When contacted by the Detail a spokeswoman for the Department of Health was unable to provide figures for the number of people who had died from C-Diff or MRSA in recent years.
She said it would be inappropriate to comment on the latest superbug death figures because of the forthcoming Assembly election.
Public Relations expert Professor Ann Gregory gave evidence to the C-Diff public inquiry in which she said the media had a legitimate interest in holding the Health Service open to public scrutiny.
Speaking to the Detail following the latest publication of the C-Diff and MRSA related death figures, Prof Gregory said:
``It is important that public agencies are open and transparent but it should also be acknowledged that it is often difficult to collate these types of figures and that the failure to do so sometimes may not be in anyway malign, but may be simply because of logistical difficulties.
``On issues like hospital acquired infections it is sometimes difficult to gather together all the information as quickly as the public would like and to give a fully informed picture.
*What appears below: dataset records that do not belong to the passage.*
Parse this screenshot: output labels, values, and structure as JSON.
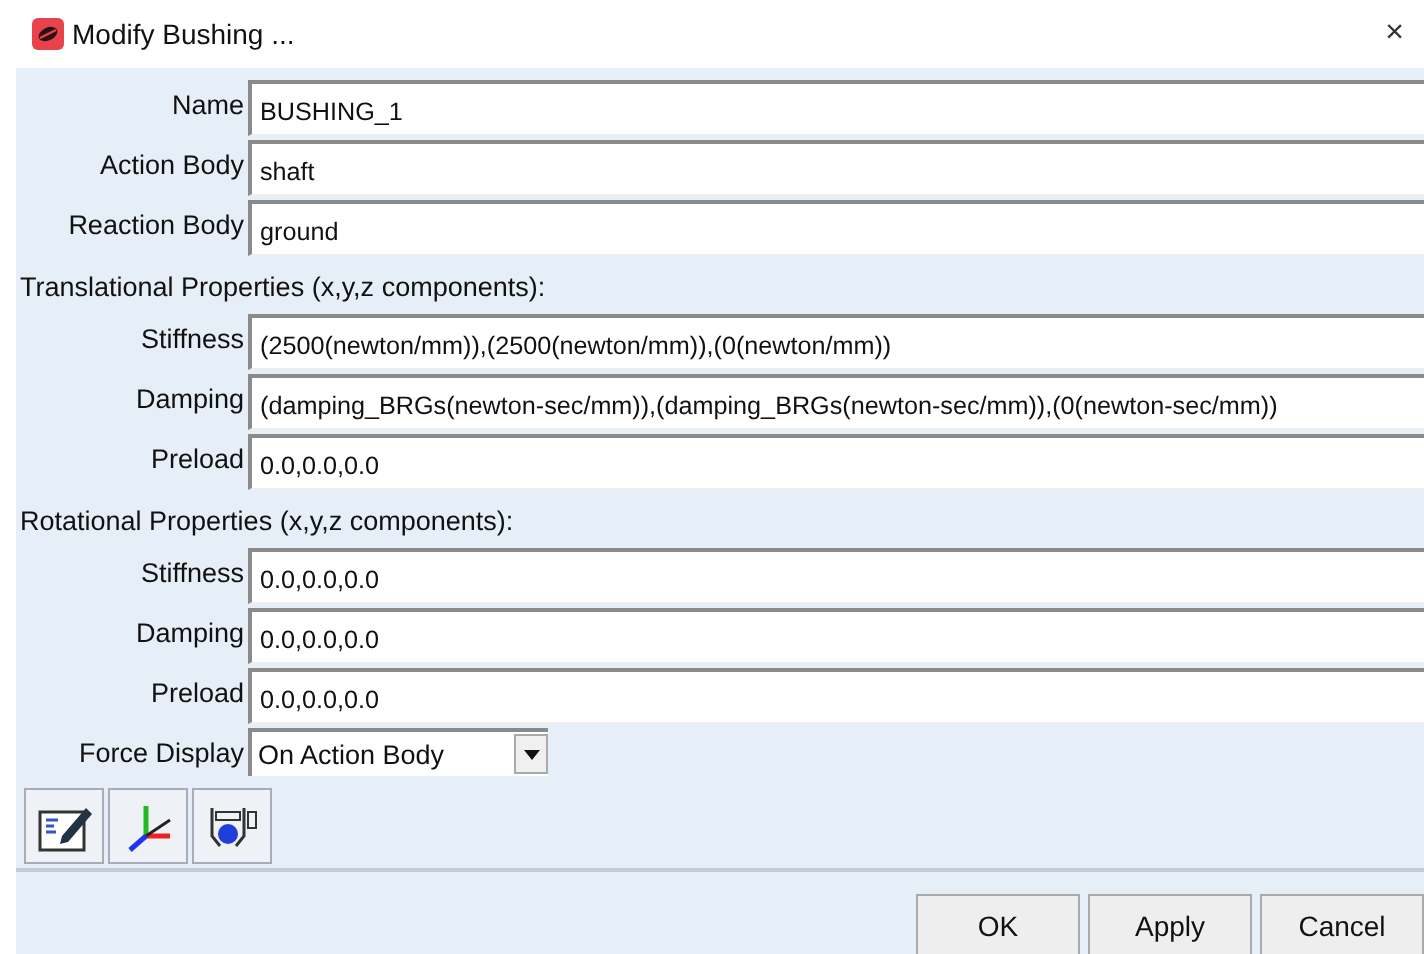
{
  "window": {
    "title": "Modify Bushing ...",
    "close": "×"
  },
  "general": [
    {
      "label": "Name",
      "value": "BUSHING_1"
    },
    {
      "label": "Action Body",
      "value": "shaft"
    },
    {
      "label": "Reaction Body",
      "value": "ground"
    }
  ],
  "sections": [
    {
      "heading": "Translational Properties (x,y,z components):",
      "fields": [
        {
          "label": "Stiffness",
          "value": "(2500(newton/mm)),(2500(newton/mm)),(0(newton/mm))"
        },
        {
          "label": "Damping",
          "value": "(damping_BRGs(newton-sec/mm)),(damping_BRGs(newton-sec/mm)),(0(newton-sec/mm))"
        },
        {
          "label": "Preload",
          "value": "0.0,0.0,0.0"
        }
      ]
    },
    {
      "heading": "Rotational Properties (x,y,z components):",
      "fields": [
        {
          "label": "Stiffness",
          "value": "0.0,0.0,0.0"
        },
        {
          "label": "Damping",
          "value": "0.0,0.0,0.0"
        },
        {
          "label": "Preload",
          "value": "0.0,0.0,0.0"
        }
      ]
    }
  ],
  "force_display": {
    "label": "Force Display",
    "value": "On Action Body"
  },
  "buttons": [
    "OK",
    "Apply",
    "Cancel"
  ]
}
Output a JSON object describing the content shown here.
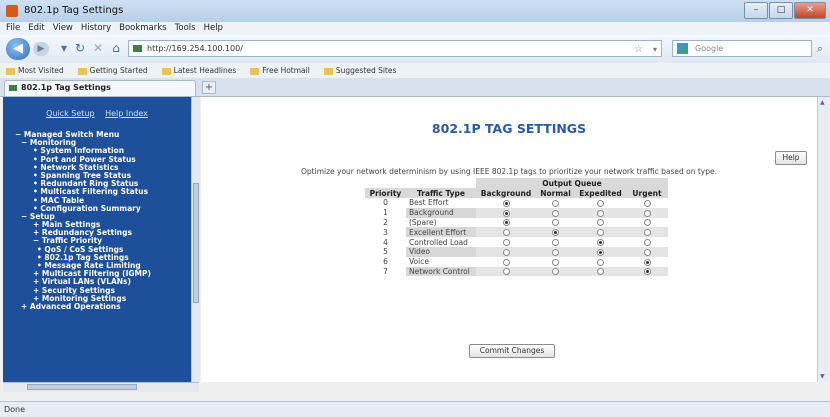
{
  "window": {
    "title": "802.1p Tag Settings"
  },
  "menu": [
    "File",
    "Edit",
    "View",
    "History",
    "Bookmarks",
    "Tools",
    "Help"
  ],
  "address": {
    "url": "http://169.254.100.100/"
  },
  "search": {
    "placeholder": "Google"
  },
  "bookmarks": [
    "Most Visited",
    "Getting Started",
    "Latest Headlines",
    "Free Hotmail",
    "Suggested Sites"
  ],
  "tab": {
    "label": "802.1p Tag Settings"
  },
  "sidebar": {
    "links": [
      "Quick Setup",
      "Help Index"
    ],
    "tree": [
      {
        "text": "Managed Switch Menu",
        "level": 0,
        "prefix": "−"
      },
      {
        "text": "Monitoring",
        "level": 1,
        "prefix": "−"
      },
      {
        "text": "System Information",
        "level": 2,
        "prefix": "•"
      },
      {
        "text": "Port and Power Status",
        "level": 2,
        "prefix": "•"
      },
      {
        "text": "Network Statistics",
        "level": 2,
        "prefix": "•"
      },
      {
        "text": "Spanning Tree Status",
        "level": 2,
        "prefix": "•"
      },
      {
        "text": "Redundant Ring Status",
        "level": 2,
        "prefix": "•"
      },
      {
        "text": "Multicast Filtering Status",
        "level": 2,
        "prefix": "•"
      },
      {
        "text": "MAC Table",
        "level": 2,
        "prefix": "•"
      },
      {
        "text": "Configuration Summary",
        "level": 2,
        "prefix": "•"
      },
      {
        "text": "Setup",
        "level": 1,
        "prefix": "−"
      },
      {
        "text": "Main Settings",
        "level": 2,
        "prefix": "+"
      },
      {
        "text": "Redundancy Settings",
        "level": 2,
        "prefix": "+"
      },
      {
        "text": "Traffic Priority",
        "level": 2,
        "prefix": "−"
      },
      {
        "text": "QoS / CoS Settings",
        "level": 3,
        "prefix": "•"
      },
      {
        "text": "802.1p Tag Settings",
        "level": 3,
        "prefix": "•"
      },
      {
        "text": "Message Rate Limiting",
        "level": 3,
        "prefix": "•"
      },
      {
        "text": "Multicast Filtering (IGMP)",
        "level": 2,
        "prefix": "+"
      },
      {
        "text": "Virtual LANs (VLANs)",
        "level": 2,
        "prefix": "+"
      },
      {
        "text": "Security Settings",
        "level": 2,
        "prefix": "+"
      },
      {
        "text": "Monitoring Settings",
        "level": 2,
        "prefix": "+"
      },
      {
        "text": "Advanced Operations",
        "level": 1,
        "prefix": "+"
      }
    ]
  },
  "page": {
    "title": "802.1P TAG SETTINGS",
    "help_label": "Help",
    "description": "Optimize your network determinism by using IEEE 802.1p tags to prioritize your network traffic based on type.",
    "group_header": "Output Queue",
    "headers": {
      "priority": "Priority",
      "type": "Traffic Type",
      "q0": "Background",
      "q1": "Normal",
      "q2": "Expedited",
      "q3": "Urgent"
    },
    "rows": [
      {
        "priority": "0",
        "type": "Best Effort",
        "selected": 0
      },
      {
        "priority": "1",
        "type": "Background",
        "selected": 0
      },
      {
        "priority": "2",
        "type": "(Spare)",
        "selected": 0
      },
      {
        "priority": "3",
        "type": "Excellent Effort",
        "selected": 1
      },
      {
        "priority": "4",
        "type": "Controlled Load",
        "selected": 2
      },
      {
        "priority": "5",
        "type": "Video",
        "selected": 2
      },
      {
        "priority": "6",
        "type": "Voice",
        "selected": 3
      },
      {
        "priority": "7",
        "type": "Network Control",
        "selected": 3
      }
    ],
    "commit_label": "Commit Changes"
  },
  "status": {
    "text": "Done"
  }
}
``There is sometimes a trade off between accuracy and speed, particularly when information from several sources has to be put together.
``C-Diff may be one of multiple causes that contributes to a death and it often affects people who have serious conditions.
``So it is very important for both the hospital to not only give the facts in as timely accurate way as possible, but to provide the right amount of context so that people understand the issue including the real size of the problem, what the infection is, the type of patients who are at risk, and how its being tackled.
``The media too need to provide the facts and this wider context, so as not to cause undue panic and distress, while holding the hospital to proper account. Both hospitals and the media need to act in the public interest.
``Part of that is also explaining what the public can do to get further information and how they can help in containing the problem.’’